Indoor Air Quality (IAQ)


Indoor air quality refers to the health and comfort levels of the air within our buildings. It is affected by gases (CO2, CO, radon, formaldehyde, toluene and other volatile organic compounds), particulates (including PM2.5), microbial contaminants (mold, bacteria), relative humidity and temperature.

Over the past few decades IAQ has become one of the greatest direct threats to our health, being responsible for numerous illnesses including asthma, nausea, skin and eye irritations, headaches, neurological damage, leukaemia and lung cancer.

The lack of awareness and regulation around this topic has resulted in indoor spaces that are far more dangerous than outdoors, a reality made worse by the fact that we spend the vast majority of our time indoors.

- For indoor air, concentration of individual air pollutants can easily be 100 times worse than outside. [1]

- The average person in Shanghai and Beijing spends 91% of their time indoors. [2]

- Formaldehyde in more than 92% of Chinese households is above the maximum allowable standard. 76% of the households are 5 times higher than the standard. [3]

- Indoor PM2.5 levels are about 75% of outdoor levels. Seeing as buildings tend to be negatively pressurized, particulates are pulled indoors and added to existing chemical cocktails. [4]

- Children are more susceptible to air pollution because their immune systems are not yet fully developed and they breathe in 50 percent more air per pound of body weight than adults. [5]

- PM 2.5 exposure has been correlated with birth weight deficits of 189g and smaller birth lengths of 1.1cm in male infants. [6]

- Cancer is the leading cause of death in China, with lung cancer claiming the most mortalities. [7]

- Lung cancer has risen 56% in Beijing over a decade, mainly due to air pollution. [8]

- 410,000 people (and rising) die each year due to air pollution in China. [9]


Without a doubt the most effective solution is to eliminate indoor air pollution at the source, especially when it comes to harmful chemicals such as formaldehyde. Most of the dangers of chemical off-gassing can be avoided by simply choosing the right materials. This critical step is by far the most powerful and the only way to identify safe materials is by choosing from those that have third-party IAQ certifications. GIGA enables users to focus on these materials by clicking on the IAQ filter. To make this even simpler and more powerful, we will soon be launching a IAQ calculator.

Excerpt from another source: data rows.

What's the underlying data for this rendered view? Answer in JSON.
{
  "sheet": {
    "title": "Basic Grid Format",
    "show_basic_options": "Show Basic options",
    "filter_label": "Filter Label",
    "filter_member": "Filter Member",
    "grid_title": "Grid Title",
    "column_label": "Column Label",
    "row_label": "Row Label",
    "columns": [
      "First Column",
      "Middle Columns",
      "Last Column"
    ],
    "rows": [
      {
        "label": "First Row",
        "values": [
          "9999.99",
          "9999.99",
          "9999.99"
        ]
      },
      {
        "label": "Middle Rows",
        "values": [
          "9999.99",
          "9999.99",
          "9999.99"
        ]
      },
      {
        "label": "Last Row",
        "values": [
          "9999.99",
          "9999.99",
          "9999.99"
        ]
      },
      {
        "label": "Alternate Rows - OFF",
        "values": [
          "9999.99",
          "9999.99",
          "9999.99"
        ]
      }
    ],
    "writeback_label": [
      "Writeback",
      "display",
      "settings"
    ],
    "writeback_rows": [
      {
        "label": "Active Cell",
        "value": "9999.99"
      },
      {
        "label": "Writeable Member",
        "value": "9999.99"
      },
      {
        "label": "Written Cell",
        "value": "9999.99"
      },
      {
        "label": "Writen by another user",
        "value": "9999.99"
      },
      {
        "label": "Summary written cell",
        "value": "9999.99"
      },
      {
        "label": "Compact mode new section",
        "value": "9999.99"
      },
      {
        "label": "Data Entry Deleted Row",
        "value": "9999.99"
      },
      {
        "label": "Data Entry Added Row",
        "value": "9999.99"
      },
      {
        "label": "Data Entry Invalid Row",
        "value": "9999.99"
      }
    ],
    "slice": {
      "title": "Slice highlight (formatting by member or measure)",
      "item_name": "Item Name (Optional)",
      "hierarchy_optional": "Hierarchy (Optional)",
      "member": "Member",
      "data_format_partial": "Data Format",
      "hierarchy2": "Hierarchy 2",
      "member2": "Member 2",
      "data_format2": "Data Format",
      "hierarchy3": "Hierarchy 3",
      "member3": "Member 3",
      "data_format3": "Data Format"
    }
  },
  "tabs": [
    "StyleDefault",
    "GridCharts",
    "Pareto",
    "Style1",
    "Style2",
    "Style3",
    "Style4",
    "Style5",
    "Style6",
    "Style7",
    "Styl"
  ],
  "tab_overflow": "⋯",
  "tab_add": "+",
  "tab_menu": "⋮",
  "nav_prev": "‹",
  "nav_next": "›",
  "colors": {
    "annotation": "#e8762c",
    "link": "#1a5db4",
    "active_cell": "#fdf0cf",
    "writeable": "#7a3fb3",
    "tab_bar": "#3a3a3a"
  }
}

Although China has seen a recent rush towards portable air filters, they are unfortunately incomplete solutions. Although many are effective at filtering PM2.5, chemicals and bacteria within a relatively small area, they do not solve the problem of air exchange. The most important ingredient of healthy air is oxygen and indoor air rich with carbon dioxide must be regularly exchanged. Traditionally this has been achieved by opening and closing windows. Tragically, this is currently not an option in many Chinese citites seeing as opening windows floods interiors with harmful particulates. For this reason IAQ solutions require a properly designed air exchange and filtration system. These systems should also be combined with energy recovery ventilators in order minimize the loss of energy during the air exchange.

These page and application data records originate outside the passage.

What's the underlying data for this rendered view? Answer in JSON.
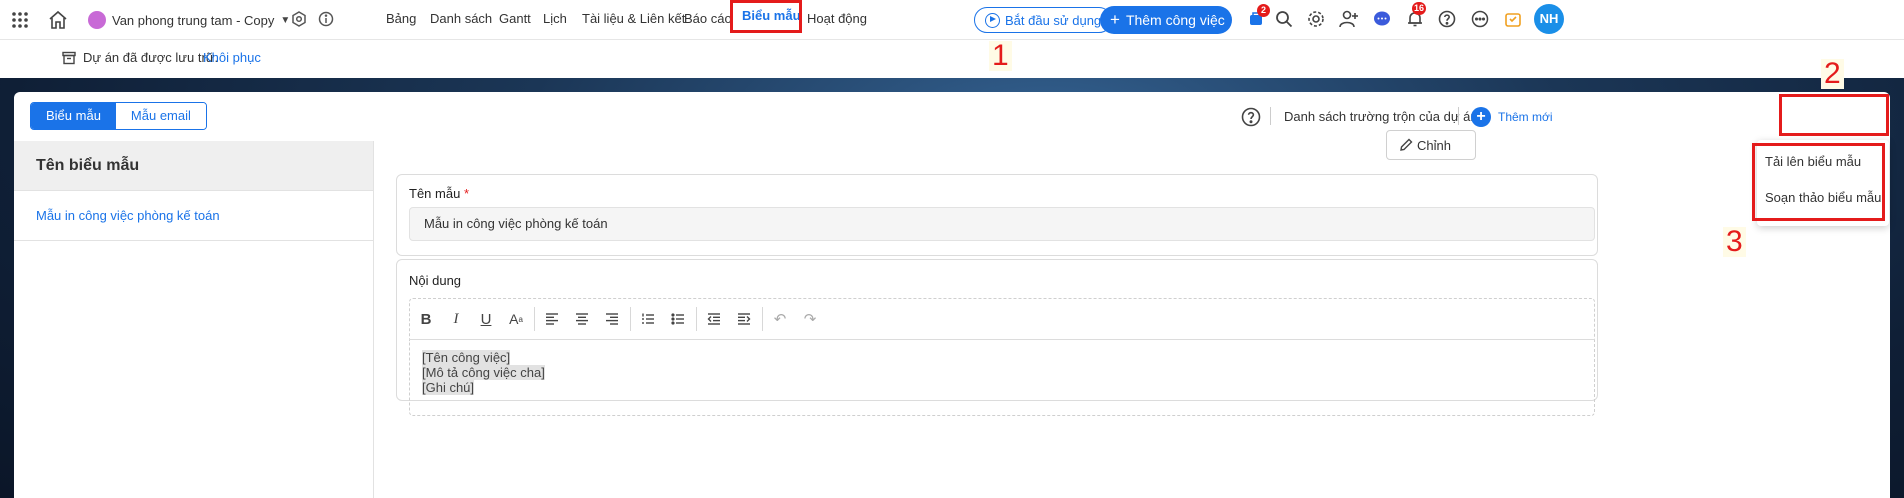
{
  "topbar": {
    "project_name": "Van phong trung tam - Copy",
    "nav_tabs": [
      "Bảng",
      "Danh sách",
      "Gantt",
      "Lịch",
      "Tài liệu & Liên kết",
      "Báo cáo",
      "Biểu mẫu",
      "Hoạt động"
    ],
    "active_tab": "Biểu mẫu",
    "start_button": "Bắt đầu sử dụng",
    "add_task_button": "Thêm công việc",
    "cart_badge": "2",
    "notification_badge": "16",
    "avatar_initials": "NH",
    "accent_color": "#1a73e8"
  },
  "archive_bar": {
    "message": "Dự án đã được lưu trữ.",
    "restore_link": "Khôi phục"
  },
  "segmented": {
    "form_tab": "Biểu mẫu",
    "email_tab": "Mẫu email"
  },
  "header_right": {
    "merge_fields_link": "Danh sách trường trộn của dự án",
    "add_new_button": "Thêm mới"
  },
  "dropdown": {
    "upload_item": "Tải lên biểu mẫu",
    "compose_item": "Soạn thảo biểu mẫu"
  },
  "left_panel": {
    "heading": "Tên biểu mẫu",
    "items": [
      "Mẫu in công việc phòng kế toán"
    ]
  },
  "detail": {
    "edit_button": "Chỉnh",
    "name_label": "Tên mẫu",
    "required_mark": "*",
    "name_value": "Mẫu in công việc phòng kế toán",
    "content_label": "Nội dung",
    "content_lines": [
      "[Tên công việc]",
      "[Mô tả công việc cha]",
      "[Ghi chú]"
    ]
  },
  "annotations": {
    "step1": "1",
    "step2": "2",
    "step3": "3"
  }
}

IAQ is part of IEQ (Indoor Environmental Quality), which includes other physical and psychological aspects of healthy interiors (e.g., lighting, visual quality and acoustics).

[1] PureLivingChina. Data taken over 600 projects across Shanghai and Beijing.
[2] GIGA. Survey in 2010 across 250 people

[3] Center for disease control in China, 2014
[4] PureLivingChina. Data taken over 600 projects across Shanghai and Beijing.
[5] "Children at Risk" Clean Air Task Force, May 2002
[6] “Gender differences in fetal growth of newborns exposed prenatally to airborne fine particulate matter.”  Wieslaw Jedrychowski, US National Library of Medicine National Institute of Health, Sept 30, 2013
[7] He J, Gu D, Wu X, et al. Major causes of death among men and women in China. N Engl J Med. 2005;353(11):1124–34.
[8] Beijing Institute for Cancer Research, 2011
[9] Beijing Institute for Cancer Research, 2009
server error: